### Your assignment
Needed from the data below: all lines that contain the word "JSON".

### Records from a dataset
******
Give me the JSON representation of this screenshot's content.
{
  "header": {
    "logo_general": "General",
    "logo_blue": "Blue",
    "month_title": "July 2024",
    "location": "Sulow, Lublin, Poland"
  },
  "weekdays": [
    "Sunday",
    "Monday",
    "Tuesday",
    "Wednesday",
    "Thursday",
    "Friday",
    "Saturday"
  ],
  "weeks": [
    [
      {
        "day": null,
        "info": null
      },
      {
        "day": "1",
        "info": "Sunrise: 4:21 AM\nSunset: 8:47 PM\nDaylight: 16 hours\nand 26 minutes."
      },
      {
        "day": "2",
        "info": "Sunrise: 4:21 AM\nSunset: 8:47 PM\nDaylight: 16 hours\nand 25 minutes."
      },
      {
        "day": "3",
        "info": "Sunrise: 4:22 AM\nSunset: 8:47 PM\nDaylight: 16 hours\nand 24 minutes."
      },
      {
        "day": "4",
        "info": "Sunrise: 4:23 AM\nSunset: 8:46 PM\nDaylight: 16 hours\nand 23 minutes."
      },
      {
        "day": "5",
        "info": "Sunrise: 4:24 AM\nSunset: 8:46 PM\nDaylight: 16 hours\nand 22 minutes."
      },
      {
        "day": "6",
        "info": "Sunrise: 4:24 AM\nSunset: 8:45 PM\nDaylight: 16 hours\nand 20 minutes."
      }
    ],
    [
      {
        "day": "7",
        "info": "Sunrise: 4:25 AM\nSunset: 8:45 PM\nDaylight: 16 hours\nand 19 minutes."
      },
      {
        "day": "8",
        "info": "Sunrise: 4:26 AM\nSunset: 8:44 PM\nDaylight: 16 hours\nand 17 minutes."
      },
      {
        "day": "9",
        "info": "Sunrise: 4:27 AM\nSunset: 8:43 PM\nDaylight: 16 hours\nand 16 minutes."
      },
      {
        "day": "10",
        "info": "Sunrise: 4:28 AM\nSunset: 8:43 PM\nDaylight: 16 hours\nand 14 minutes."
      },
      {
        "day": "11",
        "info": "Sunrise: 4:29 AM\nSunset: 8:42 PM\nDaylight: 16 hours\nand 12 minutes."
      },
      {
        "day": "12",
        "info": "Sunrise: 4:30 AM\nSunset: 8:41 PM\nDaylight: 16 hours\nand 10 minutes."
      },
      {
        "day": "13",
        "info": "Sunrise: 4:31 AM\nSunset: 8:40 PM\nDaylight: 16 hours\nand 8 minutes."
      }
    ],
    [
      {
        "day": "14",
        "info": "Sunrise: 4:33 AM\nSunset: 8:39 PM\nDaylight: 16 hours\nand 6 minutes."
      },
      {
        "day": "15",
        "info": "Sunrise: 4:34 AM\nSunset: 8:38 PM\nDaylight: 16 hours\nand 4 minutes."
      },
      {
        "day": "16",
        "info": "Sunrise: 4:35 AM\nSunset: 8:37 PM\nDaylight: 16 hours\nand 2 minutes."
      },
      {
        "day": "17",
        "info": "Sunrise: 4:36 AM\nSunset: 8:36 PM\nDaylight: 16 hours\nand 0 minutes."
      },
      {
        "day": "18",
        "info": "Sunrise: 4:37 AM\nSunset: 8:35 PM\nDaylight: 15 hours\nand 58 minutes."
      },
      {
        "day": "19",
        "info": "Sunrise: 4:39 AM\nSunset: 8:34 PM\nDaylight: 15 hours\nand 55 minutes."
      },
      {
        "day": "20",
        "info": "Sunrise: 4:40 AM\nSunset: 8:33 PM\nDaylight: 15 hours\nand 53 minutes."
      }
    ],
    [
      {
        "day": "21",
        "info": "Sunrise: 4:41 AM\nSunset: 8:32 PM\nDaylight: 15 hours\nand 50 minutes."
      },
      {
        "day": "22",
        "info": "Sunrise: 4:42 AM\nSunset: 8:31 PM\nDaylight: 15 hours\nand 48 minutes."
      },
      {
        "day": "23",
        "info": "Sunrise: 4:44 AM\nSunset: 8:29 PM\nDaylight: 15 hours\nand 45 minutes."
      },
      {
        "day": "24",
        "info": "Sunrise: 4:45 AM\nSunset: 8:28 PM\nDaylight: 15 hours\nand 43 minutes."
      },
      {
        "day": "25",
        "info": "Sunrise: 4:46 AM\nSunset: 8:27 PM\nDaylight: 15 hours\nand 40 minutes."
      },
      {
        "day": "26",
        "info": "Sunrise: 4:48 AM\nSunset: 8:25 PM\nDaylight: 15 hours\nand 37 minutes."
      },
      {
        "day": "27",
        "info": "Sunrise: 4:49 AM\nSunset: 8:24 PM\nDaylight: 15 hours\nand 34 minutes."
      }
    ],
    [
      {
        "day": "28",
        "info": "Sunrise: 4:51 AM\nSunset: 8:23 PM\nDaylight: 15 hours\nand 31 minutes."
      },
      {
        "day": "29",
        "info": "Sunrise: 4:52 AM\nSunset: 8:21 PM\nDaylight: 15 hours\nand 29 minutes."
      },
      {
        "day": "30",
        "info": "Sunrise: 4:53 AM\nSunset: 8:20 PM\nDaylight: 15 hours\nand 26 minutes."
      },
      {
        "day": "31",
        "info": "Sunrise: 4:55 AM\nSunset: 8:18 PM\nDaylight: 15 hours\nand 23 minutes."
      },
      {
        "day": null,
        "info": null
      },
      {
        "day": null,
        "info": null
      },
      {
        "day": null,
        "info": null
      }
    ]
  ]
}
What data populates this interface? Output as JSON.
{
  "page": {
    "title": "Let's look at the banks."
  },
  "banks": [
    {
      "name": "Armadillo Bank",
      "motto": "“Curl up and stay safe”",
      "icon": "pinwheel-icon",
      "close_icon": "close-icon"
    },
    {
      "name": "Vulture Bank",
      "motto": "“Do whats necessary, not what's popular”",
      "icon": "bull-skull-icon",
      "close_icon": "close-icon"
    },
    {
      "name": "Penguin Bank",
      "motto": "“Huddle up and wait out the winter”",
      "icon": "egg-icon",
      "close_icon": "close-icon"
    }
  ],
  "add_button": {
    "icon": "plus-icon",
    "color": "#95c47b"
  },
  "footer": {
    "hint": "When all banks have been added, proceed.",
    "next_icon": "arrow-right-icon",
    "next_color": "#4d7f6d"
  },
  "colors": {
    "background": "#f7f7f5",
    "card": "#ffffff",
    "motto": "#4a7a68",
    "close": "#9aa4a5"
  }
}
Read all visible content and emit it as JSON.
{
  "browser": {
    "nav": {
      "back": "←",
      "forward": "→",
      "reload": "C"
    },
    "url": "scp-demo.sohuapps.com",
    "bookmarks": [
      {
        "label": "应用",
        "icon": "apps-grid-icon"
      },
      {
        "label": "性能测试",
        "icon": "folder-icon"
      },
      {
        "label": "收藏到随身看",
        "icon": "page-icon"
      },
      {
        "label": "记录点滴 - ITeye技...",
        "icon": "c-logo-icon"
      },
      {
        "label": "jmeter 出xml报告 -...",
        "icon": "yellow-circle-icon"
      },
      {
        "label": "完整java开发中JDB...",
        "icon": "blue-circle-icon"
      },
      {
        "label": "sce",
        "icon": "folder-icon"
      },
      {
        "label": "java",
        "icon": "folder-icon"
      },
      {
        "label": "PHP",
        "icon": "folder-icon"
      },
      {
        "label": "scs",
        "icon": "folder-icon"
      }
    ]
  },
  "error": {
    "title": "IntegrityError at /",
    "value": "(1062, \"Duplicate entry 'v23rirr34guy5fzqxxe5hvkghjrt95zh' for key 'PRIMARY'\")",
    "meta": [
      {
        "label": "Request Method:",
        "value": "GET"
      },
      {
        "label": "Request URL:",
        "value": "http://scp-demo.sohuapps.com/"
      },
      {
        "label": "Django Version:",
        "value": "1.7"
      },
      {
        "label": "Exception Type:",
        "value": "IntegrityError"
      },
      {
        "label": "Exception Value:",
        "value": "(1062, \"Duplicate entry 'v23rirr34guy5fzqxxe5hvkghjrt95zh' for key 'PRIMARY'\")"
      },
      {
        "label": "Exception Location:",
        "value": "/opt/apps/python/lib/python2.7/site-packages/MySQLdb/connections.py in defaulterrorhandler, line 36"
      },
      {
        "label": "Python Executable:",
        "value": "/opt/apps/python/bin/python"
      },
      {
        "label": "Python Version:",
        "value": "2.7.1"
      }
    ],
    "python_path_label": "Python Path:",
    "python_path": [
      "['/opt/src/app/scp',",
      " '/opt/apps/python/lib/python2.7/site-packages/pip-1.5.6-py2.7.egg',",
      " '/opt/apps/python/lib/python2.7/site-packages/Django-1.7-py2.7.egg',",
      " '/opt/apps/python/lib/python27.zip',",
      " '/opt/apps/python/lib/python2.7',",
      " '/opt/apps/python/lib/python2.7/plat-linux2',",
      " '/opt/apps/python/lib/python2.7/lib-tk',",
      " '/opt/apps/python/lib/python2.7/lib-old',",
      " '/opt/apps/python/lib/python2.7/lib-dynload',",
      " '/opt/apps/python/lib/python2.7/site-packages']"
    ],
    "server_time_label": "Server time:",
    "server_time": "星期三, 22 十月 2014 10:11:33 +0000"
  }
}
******
### Expected answer
Give me the JSON representation of this screenshot's content.
What data populates this interface? Output as JSON.
Read all visible content and emit it as JSON.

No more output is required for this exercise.